The Gift of a Child: An Advent Reflection
Updated: Dec 12, 2019
Recently my eight-year-old son wrote me a note prior to a trip I’d be taking which meant I would be away from home for a few days. The day before my flight, at dinner time, I sat down at the table and saw an envelope sitting at my place. It read simply: To dad…From Peter. He had written it a few hours earlier but was waiting patiently and with great anticipation for the right moment to give it to me. I’d like to report that he received more joy in giving me this beautiful gift than I found in reading it. But, as you will see, any parent who receives such a gem will understand its incomparable value. It read: Dear Dad, I hope you know you will do good on your defense. You have worked very hard on it. I’m almost done with the book rump. When I finish it you’ll be able to use it whenever you want to read it. I love you so much and hope you have a good day. I’ll miss you when you’re in Ohio. But I know that you’ll do good on it. love, Your Son Peter LOVE YOU DAD
I had been spending every spare moment over the previous few months on a thesis paper which eventually involved defending it in front of a panel. He knew I had been stressed out over it and, when I saw his note, it helped to put things into perspective. I remember thinking to myself that even if the defense does not go well and for some reason I do not pass, at least I have my family and all I can do is my best.
During the weeks and months before he gave me this note, I noticed that he had been doing a lot of writing in a little spiral notebook, creating short stories and practicing his handwriting. One Saturday I took him with me to a coffee shop while I worked on my paper. I couldn’t help but notice the way he proceeded to enjoy his hot chocolate while diligently writing away.
It stirred in me a sense of pride because I knew he was trying to be like his dad. Over the last sixteen years, I’ve had my share of proud moments as a father, but I’ve encountered failures as well. I am continually having to face my shortcomings as a parent.

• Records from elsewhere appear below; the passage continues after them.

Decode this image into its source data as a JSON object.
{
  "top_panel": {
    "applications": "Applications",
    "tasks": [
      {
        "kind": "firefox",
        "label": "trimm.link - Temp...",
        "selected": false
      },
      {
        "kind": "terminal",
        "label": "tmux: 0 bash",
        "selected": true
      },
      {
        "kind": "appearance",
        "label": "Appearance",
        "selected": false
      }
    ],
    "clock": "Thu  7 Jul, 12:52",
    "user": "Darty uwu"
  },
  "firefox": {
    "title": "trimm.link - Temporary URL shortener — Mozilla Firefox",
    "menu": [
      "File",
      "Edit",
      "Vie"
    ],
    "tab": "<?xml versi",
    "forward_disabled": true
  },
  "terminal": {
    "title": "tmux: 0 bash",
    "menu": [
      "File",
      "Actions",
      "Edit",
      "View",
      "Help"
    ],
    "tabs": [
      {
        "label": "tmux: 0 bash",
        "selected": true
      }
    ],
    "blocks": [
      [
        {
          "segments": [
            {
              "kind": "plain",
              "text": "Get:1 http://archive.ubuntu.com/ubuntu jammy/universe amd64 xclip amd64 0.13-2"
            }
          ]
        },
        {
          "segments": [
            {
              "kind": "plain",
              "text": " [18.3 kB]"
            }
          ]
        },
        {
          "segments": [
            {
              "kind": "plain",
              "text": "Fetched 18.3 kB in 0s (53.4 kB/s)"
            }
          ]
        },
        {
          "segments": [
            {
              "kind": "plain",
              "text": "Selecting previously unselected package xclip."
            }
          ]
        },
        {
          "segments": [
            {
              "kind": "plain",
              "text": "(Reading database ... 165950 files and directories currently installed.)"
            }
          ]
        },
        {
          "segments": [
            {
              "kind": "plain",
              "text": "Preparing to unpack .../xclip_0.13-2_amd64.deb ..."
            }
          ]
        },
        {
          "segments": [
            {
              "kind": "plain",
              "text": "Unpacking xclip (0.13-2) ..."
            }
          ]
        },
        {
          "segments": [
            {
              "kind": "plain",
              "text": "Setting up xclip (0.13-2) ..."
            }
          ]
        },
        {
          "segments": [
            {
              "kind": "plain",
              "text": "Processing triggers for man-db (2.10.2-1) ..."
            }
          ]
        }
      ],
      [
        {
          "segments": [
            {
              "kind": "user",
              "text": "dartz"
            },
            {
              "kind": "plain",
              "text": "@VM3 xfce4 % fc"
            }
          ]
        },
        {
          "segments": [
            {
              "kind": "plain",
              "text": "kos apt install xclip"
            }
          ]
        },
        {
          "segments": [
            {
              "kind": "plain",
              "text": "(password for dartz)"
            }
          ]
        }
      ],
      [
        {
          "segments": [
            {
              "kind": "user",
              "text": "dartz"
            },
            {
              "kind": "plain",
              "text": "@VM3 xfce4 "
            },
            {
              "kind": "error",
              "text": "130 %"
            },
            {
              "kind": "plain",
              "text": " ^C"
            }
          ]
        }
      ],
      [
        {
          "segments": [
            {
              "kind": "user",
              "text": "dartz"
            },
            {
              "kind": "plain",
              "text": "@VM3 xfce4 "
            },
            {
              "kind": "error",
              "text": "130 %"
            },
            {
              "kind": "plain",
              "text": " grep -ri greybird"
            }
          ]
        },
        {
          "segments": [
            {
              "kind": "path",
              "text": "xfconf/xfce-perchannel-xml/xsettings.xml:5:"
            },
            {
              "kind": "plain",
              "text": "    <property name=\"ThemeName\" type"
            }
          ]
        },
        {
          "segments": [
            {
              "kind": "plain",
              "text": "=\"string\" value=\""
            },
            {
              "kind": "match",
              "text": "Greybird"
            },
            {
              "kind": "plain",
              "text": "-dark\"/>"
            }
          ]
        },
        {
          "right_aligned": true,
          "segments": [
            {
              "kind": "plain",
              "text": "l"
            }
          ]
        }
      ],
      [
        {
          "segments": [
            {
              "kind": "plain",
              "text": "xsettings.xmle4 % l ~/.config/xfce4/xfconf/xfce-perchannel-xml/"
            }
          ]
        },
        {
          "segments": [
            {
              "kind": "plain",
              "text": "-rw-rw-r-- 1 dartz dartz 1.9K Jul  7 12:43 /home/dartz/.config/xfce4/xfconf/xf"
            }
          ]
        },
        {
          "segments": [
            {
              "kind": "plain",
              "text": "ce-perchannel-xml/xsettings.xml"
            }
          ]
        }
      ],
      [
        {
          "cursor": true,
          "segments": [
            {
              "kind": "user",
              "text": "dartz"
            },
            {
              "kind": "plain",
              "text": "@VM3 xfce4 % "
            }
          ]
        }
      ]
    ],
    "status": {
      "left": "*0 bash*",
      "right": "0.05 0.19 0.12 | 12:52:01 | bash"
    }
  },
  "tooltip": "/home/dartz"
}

However, every once in a while I am struck by something like this beautiful moment and I think to myself, “I’m doing ok at this.”
It is this reality that kept coming to mind when I reflected on the scriptures from the second Sunday of Advent. “On that day, a shoot shall sprout from the stump of Jesse, and from his roots a bud shall blossom. The spirit of the Lord shall rest upon him: a spirit of wisdom and of understanding, a spirit of counsel and of strength, a spirit of knowledge and of fear of the Lord, and his delight shall be the fear of the Lord.”
One of a parent’s greatest desires is that their children will bloom where they are planted, that they will continually grow in their faith and find wisdom, peace, and joy. As parents we try so hard to set them up for success, loving them to the best of our ability and trying to prepare them for life. This is a huge responsibility and sometimes feels a bit overwhelming.
Considering how the God of the universe became human illustrates for us the intimate nature of a God who places great significance upon parents and their children. Even Jesus learned at the feet of Mary and Joseph.
With each passing year, I become more aware of the spiritual meaning that Advent holds and the rich interior treasures that Jesus longs to give me. Being a father has taught me how flawed I am, but has also given me the great joy of receiving unexpected expressions of love like the one from my eight-year-old son.
We can learn so much from watching our children’s joy in anticipation of Christmas morning. Let this season find us ready to receive the Gift.